Development and Diversity of Lactococcus lactis and Leuconostoc Bacteriophages in Dairies Using Undefined Mesophilic DL-Starter Cultures: A Metagenomic Approach

Research output: Book/ReportPh.D. thesis
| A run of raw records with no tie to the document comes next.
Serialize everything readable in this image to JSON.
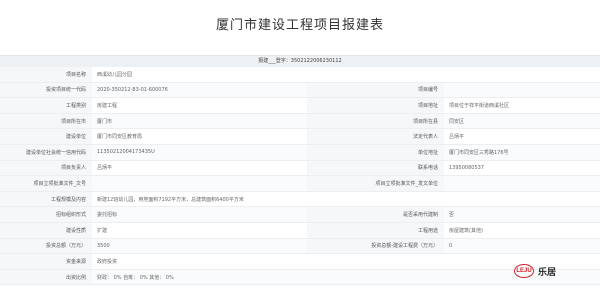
{
  "title": "厦门市建设工程项目报建表",
  "registration": "报建___登字：350212200623​0112",
  "rows": [
    {
      "l1": "项目名称",
      "v1": "西溪幼儿园分园",
      "l2": "",
      "v2": "",
      "full": true
    },
    {
      "l1": "投资项目统一代码",
      "v1": "2020-350212-83-01-600076",
      "l2": "项目编号",
      "v2": ""
    },
    {
      "l1": "工程类别",
      "v1": "房建工程",
      "l2": "项目地址",
      "v2": "项目位于祥平街道西溪社区"
    },
    {
      "l1": "项目所在市",
      "v1": "厦门市",
      "l2": "项目所在县",
      "v2": "同安区"
    },
    {
      "l1": "建设单位",
      "v1": "厦门市同安区教育局",
      "l2": "法定代表人",
      "v2": "吕炳平"
    },
    {
      "l1": "建设单位社会统一信用代码",
      "v1": "11350212004173435U",
      "l2": "单位地址",
      "v2": "厦门市同安区三秀路176号"
    },
    {
      "l1": "项目负责人",
      "v1": "吕炳平",
      "l2": "联系电话",
      "v2": "13950080537"
    },
    {
      "l1": "项目立项批准文件_文号",
      "v1": "",
      "l2": "项目立项批准文件_发文单位",
      "v2": ""
    },
    {
      "l1": "工程规模及内容",
      "v1": "新建12班幼儿园，用地面积7192平方米，总建筑面积6400平方米",
      "l2": "",
      "v2": "",
      "full": true
    },
    {
      "l1": "招标组织形式",
      "v1": "委托招标",
      "l2": "是否采用代建制",
      "v2": "否"
    },
    {
      "l1": "建设性质",
      "v1": "扩建",
      "l2": "工程用途",
      "v2": "房屋建筑(其他)"
    },
    {
      "l1": "投资总额（万元）",
      "v1": "3500",
      "l2": "投资总额-建设工程费（万元）",
      "v2": "0"
    },
    {
      "l1": "资金来源",
      "v1": "政府投资",
      "l2": "",
      "v2": "",
      "full": true
    },
    {
      "l1": "出资比例",
      "v1": "财政：  0%     自筹：  0%     其他：  0%",
      "l2": "",
      "v2": "",
      "full": true
    }
  ],
  "logo": {
    "mark": "LEJU",
    "text": "乐居",
    "color": "#d4232b"
  }
}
Bacteriophages (phages) attacking strains of Lactococcus (Lc.) lactis and Leuconostoc species,
used as starter cultures in mesophilic dairy productions, produce huge problems through waste of
ingredients, increased processing time, reduced product quality, consistency and safety, and
occasionally complete loss of fermentation. Dairy phages have for long time been studied using
traditional culture-dependent methods but not using metagenomic approaches.
Part of this project was devoted to develop a method for dairy metavirome extraction and
analysis. Several whey mixtures derived by defined and undefined starters were used to test the
hypothesis that Lc. lactis 936 (now SK1virus), P335 and c2 (now C2virus) species phages (order
Caudovirales, family Siphoviridae) are the most frequently encountered phages in the dairy
environment. Our results indicated the dominance of Lc. lactis 936 phages in dairies using
undefined starters and of mostly Lc. lactis c2 phages in dairies using defined cultures. Certain
evidence indicating possible co-induction of temperate P335 phages and smaller Lc. lactis
satellite phages was obtained.
Also addressed was the issue of accurate and simultaneous quantification of dairy phages. A
high-throughput qPCR system was developed for Lc. lactis 936, P335, c2 and Leuconostoc
species phages. The system consisted of assays with high quantification efficiency (96% to
100%) and comparable dynamic ranges of detection (~9 x 103 to ~9 x 107 phage genomes mL-1).
Analysis of test samples from a dairy using a traditional mother-bulk-cheese vat system showed
the presence of 936 and P335 phages already in the mother culture stage and, consequently, in
the bulk starter and in the cheese vats but not in the cheese milk.
We further dealt with temperate phages associated with undefined mesophilic starters through
induction of whole cultures. Results obtained from metavirome analysis presented evidence that
the Lc. lactis P335 group of phages were the most frequently induced. Other Lc. lactis phages
such as 936, 949, 1706, c2 and Leuconostoc phages were also detected in the cultures. In a
spontaneously induced culture, however, 936 phages was found to dominate over P335, which
suggested the presence of phages in the culture in a carrier state.
We finally investigated the abundance and fluctuation in diversity of Lc. lactis and Leuconostoc
phages in a dairy using undefined mesophilic starter over a certain period of time. Lc. lactis 936
phages appeared to be the most frequent in the bulk starters and wheys from the first and the last
productions (average 108–1010, 104–108 and 105–108 phage genomes mL-1, respectively). A build
up of phages was observed across productions. On the basis of receptor binding protein-encoding
gene (rbp) analysis, several of the 936-phage groups were predicted to be able to attack strains of
Lc. lactis subsp. cremoris. An overpressure in the processing room and curd pressing rooms
resulted in an increase in the instability of subgroups of 936 phages during the first productions
but not during the last productions. Several evidences showing possible co-induction of
temperate P335 phages and satellite phages were also observed.
Original languageEnglish
PublisherDepartment of Food Science, Faculty of Science, University of Copenhagen
Number of pages242
Publication statusPublished - 2016

ID: 169360185